100% All-Natural Composition
No Artificial Intelligence!

Friday, August 19, 2005

Hospital MRIs attracting all kinds of trouble (sorta funny NYT article)

This ain't from The Onion folks. I wanna say this is funny but it's not really, but it's still something you have to almost laugh at: New York Times is reporting about the rising frequency of ferrous objects flying through the air toward the super-powerful magnets in hospital magnetic resonance imaging (MRI) equipment...
M.R.I.'s Strong Magnets Cited in Accidents


Published: August 19, 2005

The pictures and stories are the stuff of slapstick: wheelchairs, gurneys and even floor polishers jammed deep inside M.R.I. scanners whose powerful magnets grabbed them from the hands of careless hospital workers.

The magnets inside M.R.I. scanners can pull in office furniture.

The police officer whose pistol flew out of his holster and shot a wall as it hit the magnet. The sprinkler repairman whose acetylene tank was yanked inside, breaking its valve and starting a fire that razed the building.

But the bigger picture is anything but funny, medical safety experts say. As the number of magnetic resonance imaging scanners in the country has soared from a handful in 1980 to about 10,000 today, and as magnets have quadrupled in power, careless accidents have become more frequent. Some have caused serious injuries and even death.

No one knows how many have occurred. But the safety experts say there is no doubt they are on the rise, and their growing frequency is prompting widespread calls for more regulation.

Safety guidelines drawn up by the American College of Radiology in 2002 and revised last year "have no teeth and are floating out there in intellectual Never-Never Land," Tobias Gilk, a Kansas City architect who designs medical scanning rooms, said.

He continued: "The X-ray in your dentist's office is more heavily regulated."

Hit here if you're attracted to the rest of the story.
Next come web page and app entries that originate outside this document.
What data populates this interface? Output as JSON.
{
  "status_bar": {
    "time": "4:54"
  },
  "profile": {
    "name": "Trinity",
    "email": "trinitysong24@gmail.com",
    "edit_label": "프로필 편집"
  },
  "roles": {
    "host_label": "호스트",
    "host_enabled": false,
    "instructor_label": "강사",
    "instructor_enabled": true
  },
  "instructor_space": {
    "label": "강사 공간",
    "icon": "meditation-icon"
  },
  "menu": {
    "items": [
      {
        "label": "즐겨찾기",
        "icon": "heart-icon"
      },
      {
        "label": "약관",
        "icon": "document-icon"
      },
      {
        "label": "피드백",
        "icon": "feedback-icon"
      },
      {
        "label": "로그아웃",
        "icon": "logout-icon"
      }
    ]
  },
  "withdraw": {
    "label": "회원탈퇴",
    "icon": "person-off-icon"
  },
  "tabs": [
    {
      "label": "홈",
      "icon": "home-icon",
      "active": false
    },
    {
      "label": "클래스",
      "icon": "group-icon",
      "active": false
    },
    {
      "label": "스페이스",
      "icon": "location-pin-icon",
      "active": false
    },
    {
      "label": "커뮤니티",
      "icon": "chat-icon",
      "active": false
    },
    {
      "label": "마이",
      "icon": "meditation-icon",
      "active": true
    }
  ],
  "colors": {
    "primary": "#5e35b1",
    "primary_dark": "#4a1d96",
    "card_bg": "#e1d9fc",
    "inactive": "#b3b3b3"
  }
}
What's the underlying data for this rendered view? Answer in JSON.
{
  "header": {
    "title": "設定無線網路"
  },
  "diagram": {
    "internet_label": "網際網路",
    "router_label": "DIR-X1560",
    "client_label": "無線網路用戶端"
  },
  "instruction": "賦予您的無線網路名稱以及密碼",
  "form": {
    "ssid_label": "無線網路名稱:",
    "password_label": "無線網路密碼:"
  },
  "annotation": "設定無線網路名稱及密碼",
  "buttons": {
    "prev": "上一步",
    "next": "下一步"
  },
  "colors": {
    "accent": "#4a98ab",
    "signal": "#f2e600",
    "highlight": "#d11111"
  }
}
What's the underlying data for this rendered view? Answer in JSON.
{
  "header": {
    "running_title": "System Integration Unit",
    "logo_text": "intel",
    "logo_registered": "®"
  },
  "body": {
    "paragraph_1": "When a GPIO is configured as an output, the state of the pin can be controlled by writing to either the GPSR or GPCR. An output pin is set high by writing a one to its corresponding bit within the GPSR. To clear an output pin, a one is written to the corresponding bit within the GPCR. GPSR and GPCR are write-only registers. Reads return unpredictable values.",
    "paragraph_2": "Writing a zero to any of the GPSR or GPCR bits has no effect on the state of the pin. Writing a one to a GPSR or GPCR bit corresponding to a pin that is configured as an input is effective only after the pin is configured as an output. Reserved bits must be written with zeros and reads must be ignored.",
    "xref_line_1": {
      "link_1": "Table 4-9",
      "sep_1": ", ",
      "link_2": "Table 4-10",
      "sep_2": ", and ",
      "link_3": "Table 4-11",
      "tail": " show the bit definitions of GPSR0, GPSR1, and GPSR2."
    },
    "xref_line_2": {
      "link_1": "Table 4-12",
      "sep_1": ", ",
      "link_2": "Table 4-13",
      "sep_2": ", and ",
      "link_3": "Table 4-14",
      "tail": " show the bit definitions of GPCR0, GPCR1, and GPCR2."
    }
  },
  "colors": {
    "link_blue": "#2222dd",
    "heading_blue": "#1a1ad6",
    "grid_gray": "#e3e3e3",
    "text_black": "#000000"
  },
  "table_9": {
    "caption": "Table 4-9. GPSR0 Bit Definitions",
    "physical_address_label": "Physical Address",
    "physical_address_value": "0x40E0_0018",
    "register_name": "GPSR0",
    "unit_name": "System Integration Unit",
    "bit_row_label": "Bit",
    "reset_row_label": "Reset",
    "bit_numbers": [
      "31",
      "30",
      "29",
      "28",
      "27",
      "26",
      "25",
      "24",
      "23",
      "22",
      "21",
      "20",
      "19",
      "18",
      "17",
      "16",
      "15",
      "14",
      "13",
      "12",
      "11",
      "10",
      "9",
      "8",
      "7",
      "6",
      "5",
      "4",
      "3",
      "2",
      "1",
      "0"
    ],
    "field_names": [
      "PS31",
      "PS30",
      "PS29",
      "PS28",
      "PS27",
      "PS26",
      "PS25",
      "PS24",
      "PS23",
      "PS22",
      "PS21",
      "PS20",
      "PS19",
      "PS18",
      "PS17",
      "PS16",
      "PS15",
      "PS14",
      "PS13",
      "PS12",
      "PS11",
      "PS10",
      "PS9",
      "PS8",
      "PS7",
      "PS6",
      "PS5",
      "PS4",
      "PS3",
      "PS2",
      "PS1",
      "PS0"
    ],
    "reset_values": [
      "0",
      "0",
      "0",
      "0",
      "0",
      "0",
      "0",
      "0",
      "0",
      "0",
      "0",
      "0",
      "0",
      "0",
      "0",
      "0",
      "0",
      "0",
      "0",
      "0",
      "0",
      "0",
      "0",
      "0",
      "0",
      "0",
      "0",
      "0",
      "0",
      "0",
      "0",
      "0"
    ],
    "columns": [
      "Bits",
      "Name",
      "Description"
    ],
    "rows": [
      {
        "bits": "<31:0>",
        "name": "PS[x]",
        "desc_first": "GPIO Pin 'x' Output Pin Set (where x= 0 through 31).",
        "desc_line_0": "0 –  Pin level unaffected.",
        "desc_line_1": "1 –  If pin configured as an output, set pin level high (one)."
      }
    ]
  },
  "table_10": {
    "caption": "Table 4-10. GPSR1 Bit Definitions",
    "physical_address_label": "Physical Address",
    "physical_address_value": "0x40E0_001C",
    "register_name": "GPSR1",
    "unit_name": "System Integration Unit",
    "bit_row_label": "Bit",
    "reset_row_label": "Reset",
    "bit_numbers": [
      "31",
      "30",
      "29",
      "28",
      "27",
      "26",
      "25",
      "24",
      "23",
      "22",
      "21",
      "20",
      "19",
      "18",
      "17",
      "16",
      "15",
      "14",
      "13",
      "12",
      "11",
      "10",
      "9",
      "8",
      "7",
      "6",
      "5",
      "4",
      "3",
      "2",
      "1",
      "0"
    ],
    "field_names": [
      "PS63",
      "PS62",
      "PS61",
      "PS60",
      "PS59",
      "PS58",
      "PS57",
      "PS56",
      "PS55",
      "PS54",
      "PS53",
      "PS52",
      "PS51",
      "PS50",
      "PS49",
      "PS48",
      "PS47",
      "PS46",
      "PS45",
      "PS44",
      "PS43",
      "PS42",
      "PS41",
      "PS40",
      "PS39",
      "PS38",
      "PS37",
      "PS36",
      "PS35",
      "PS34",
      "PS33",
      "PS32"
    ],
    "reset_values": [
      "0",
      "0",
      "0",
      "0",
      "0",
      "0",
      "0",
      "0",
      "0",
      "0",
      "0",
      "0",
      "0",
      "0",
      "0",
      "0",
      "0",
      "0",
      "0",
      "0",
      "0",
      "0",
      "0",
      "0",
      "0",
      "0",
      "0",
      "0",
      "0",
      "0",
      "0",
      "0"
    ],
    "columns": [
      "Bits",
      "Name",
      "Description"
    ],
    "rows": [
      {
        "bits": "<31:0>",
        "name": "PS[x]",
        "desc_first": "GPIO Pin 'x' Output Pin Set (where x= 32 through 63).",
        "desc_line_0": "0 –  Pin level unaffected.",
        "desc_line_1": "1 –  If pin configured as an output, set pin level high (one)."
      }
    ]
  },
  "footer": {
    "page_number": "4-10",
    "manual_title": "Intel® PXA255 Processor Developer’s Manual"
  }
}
There's some pretty funny pictures there too, like one showing an office chair lodged inside an MRI.